As a result, patients now place nitroglycerin under the tongue, allowing it to enter the bloodstream directly.
Metabolites of arachidonic acid then became a major focus of his work. He studied their roles in the kidney and heart and explored their contributions to inflammation and blood clotting. This led him to discover the first inhibitor of a platelet enzyme called thromboxan synthase.
He also studied arachidonic acid metabolites called prostaglandins, which perform a range of regulatory functions but are largely responsible for the pain of arthritis and other inflammatory conditions.
In 1989, Needleman’s experiments predicted that a key enzyme in prostaglandin synthesis called COX (cyclooxygenase) exists in two other forms. Other scientists cloned the second enzyme, confirming that COX-1 synthesizes the prostaglandins involved in inflammation and tissue injury.
That year, Needleman moved to Monsanto, where his group produced large amounts of COX-2 for study. The researchers then synthesized and tested the compound that became Celebrex.
By inhibiting COX-2 and not COX-1, Celebrex avoids the side effects associated with aspirin and other anti-inflammatory drugs. Celebrex is now used by more than 20 million arthritis sufferers and is the first drug therapy for the treatment of precancerous colon polyps.
Needleman was elected to the National Academy of Sciences in 1987 and to the academy’s Institute of Medicine in 1993. He received Washington University’s Distinguished Faculty Award on Founders Day in 1987, a Second Century Award in 1994 and an honorary degree in 2001.
Sima Needleman earned a master of social work degree from the George Warren Brown School of Social Work in 1974.
She was a medical social worker at Jewish Hospital (now Barnes-Jewish Hospital North) from 1976-1992. She served patients with obstetrical problems, and in 1983 she began providing counseling and social service support to patients in the hospital’s In Vitro Fertilization Clinic.
From 1992 until her retirement in 1999, she worked in private practice, serving patients with pregnancy-related problems.
A member of GWB’s National Council, Needleman served 10 years on the GWB Alumni Board, where she chaired numerous committees and served as president from 1993-95.
She also was a practicum instructor for GWB while at Jewish Hospital.

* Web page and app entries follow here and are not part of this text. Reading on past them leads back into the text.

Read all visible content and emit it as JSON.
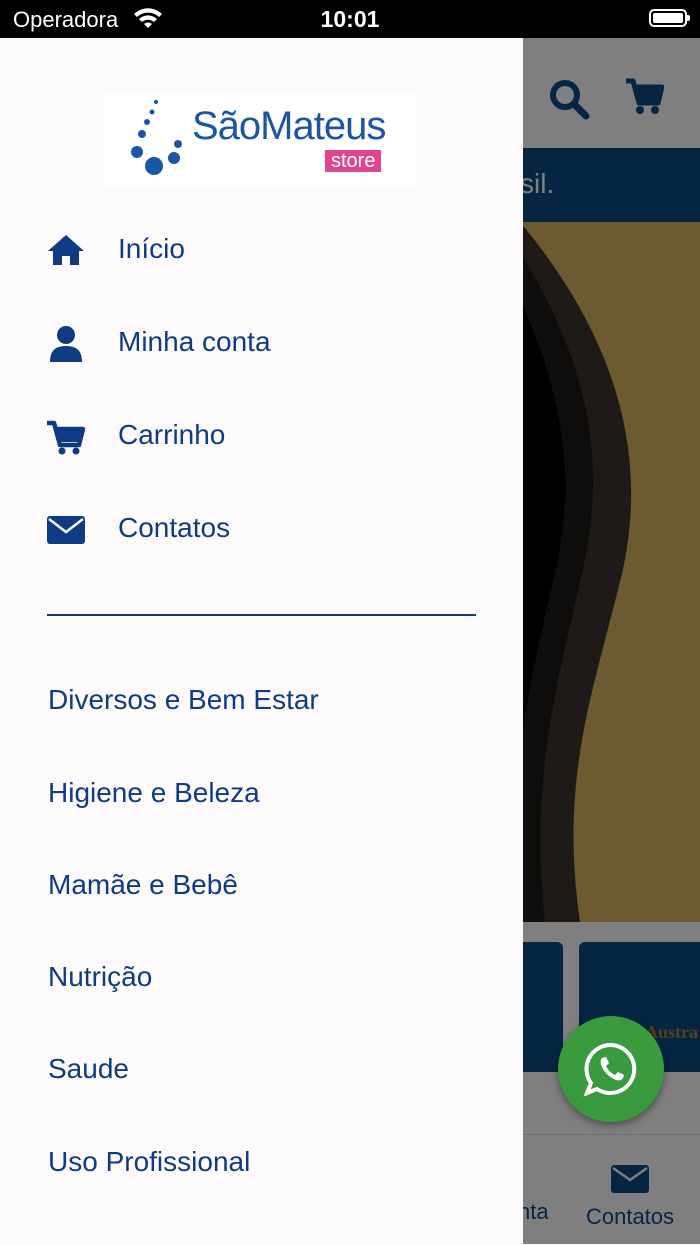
{
  "status_bar": {
    "carrier": "Operadora",
    "time": "10:01"
  },
  "background": {
    "banner_text": "sil.",
    "bottom_nav_partial": "nta",
    "bottom_nav_contacts": "Contatos",
    "tile_brand_partial": "Austra"
  },
  "drawer": {
    "logo": {
      "name": "SãoMateus",
      "sub": "store"
    },
    "menu": [
      {
        "label": "Início",
        "icon": "home-icon"
      },
      {
        "label": "Minha conta",
        "icon": "user-icon"
      },
      {
        "label": "Carrinho",
        "icon": "cart-icon"
      },
      {
        "label": "Contatos",
        "icon": "envelope-icon"
      }
    ],
    "categories": [
      "Diversos e Bem Estar",
      "Higiene e Beleza",
      "Mamãe e Bebê",
      "Nutrição",
      "Saude",
      "Uso Profissional"
    ]
  },
  "colors": {
    "primary": "#0e3b82",
    "brand_pink": "#e0468f",
    "whatsapp": "#3a9a3e"
  }
}
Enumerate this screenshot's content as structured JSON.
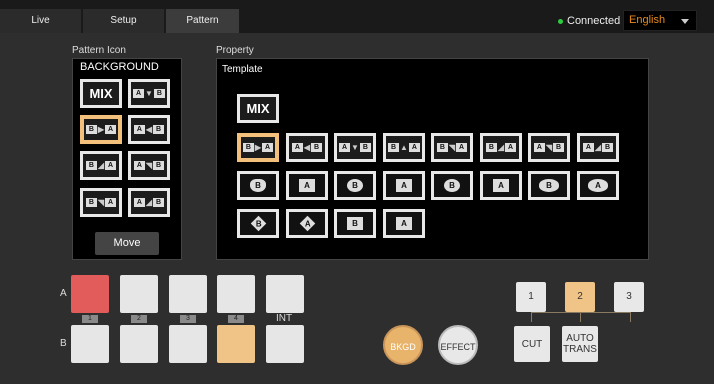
{
  "tabs": [
    {
      "label": "Live",
      "active": false
    },
    {
      "label": "Setup",
      "active": false
    },
    {
      "label": "Pattern",
      "active": true
    }
  ],
  "status": {
    "text": "Connected",
    "color": "#2ecc40"
  },
  "language": {
    "selected": "English"
  },
  "pattern_icon": {
    "label": "Pattern Icon",
    "title": "BACKGROUND",
    "move_label": "Move"
  },
  "property": {
    "label": "Property",
    "template_label": "Template"
  },
  "mix_label": "MIX",
  "crosspoint": {
    "row_a_label": "A",
    "row_b_label": "B",
    "num_tags": [
      "1",
      "2",
      "3",
      "4"
    ],
    "int_label": "INT"
  },
  "transition": {
    "bkgd_label": "BKGD",
    "effect_label": "EFFECT",
    "select": [
      "1",
      "2",
      "3"
    ],
    "cut_label": "CUT",
    "auto_trans_label": "AUTO\nTRANS"
  },
  "colors": {
    "accent": "#efc486",
    "selected_a": "#e25c5c",
    "language": "#e98a1f"
  }
}
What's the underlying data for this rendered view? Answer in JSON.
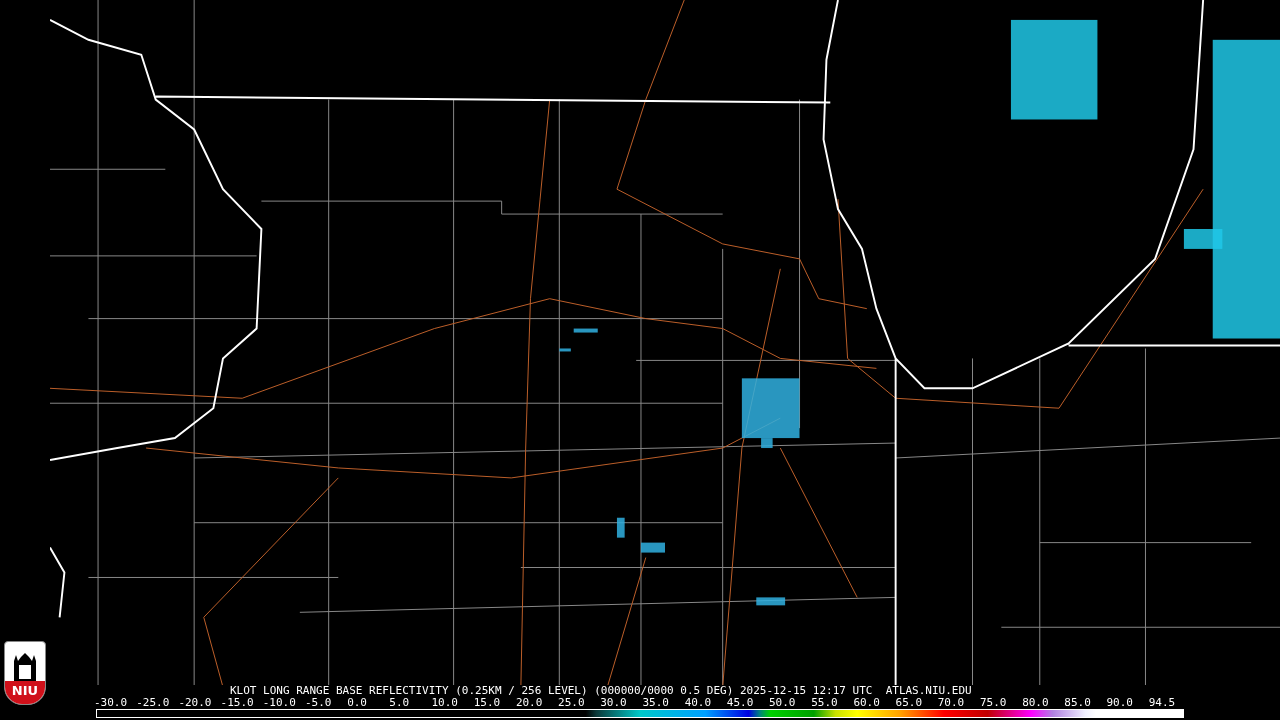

In 2001, she was awarded the School of Social Work’s President’s Award, which recognizes long-standing and distinguished commitment to the alumni association and exemplary work in bringing together alumni, faculty and students.
She and her husband are establishing a Sima K. Needleman endowed social work scholarship.